### [What is required]
What is needed is a copy of each line in the listing that contains "JSON".

### [Record excerpts]
--

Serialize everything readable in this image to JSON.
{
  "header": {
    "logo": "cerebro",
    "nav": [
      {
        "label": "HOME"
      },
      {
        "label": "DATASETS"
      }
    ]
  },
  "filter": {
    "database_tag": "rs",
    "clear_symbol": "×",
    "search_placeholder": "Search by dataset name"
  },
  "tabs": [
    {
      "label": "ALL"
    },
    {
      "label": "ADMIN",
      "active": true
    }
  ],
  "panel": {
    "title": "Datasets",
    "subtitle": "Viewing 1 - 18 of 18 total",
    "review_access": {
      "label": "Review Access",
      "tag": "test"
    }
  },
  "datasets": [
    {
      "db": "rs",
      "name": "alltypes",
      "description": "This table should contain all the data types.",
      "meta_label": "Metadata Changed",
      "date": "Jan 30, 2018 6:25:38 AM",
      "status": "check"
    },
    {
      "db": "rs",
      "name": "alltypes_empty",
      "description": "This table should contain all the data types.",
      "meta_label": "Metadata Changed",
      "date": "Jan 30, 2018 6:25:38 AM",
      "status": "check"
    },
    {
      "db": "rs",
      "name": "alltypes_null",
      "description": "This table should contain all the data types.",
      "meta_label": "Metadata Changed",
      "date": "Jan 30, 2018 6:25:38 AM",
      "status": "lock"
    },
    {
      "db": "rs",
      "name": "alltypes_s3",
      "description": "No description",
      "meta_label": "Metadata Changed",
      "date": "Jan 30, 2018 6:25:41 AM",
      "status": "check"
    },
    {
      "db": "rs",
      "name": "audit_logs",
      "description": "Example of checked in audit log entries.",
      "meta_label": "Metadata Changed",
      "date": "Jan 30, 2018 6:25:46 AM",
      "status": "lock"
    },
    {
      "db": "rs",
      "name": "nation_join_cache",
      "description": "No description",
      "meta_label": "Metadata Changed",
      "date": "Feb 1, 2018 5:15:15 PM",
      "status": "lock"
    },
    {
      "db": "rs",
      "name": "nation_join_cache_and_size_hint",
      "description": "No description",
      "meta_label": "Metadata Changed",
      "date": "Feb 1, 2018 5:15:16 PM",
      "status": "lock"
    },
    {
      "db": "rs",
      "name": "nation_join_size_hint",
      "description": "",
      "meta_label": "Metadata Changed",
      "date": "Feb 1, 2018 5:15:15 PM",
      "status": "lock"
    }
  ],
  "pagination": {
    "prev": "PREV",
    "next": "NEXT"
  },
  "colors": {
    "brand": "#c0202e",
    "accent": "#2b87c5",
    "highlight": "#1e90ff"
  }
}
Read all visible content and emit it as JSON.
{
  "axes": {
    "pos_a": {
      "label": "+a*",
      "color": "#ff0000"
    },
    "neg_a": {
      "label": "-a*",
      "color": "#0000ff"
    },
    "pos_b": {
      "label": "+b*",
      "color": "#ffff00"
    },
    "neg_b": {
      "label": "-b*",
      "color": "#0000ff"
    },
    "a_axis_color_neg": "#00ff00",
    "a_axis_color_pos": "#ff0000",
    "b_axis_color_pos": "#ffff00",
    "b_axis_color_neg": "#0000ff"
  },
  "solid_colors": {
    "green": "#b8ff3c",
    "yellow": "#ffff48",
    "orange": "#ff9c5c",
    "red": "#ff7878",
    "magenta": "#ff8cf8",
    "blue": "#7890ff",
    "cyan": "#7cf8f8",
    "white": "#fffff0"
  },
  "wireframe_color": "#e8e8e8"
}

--

### [Output of the task]
Serialize everything readable in this image to JSON.
Read all visible content and emit it as JSON.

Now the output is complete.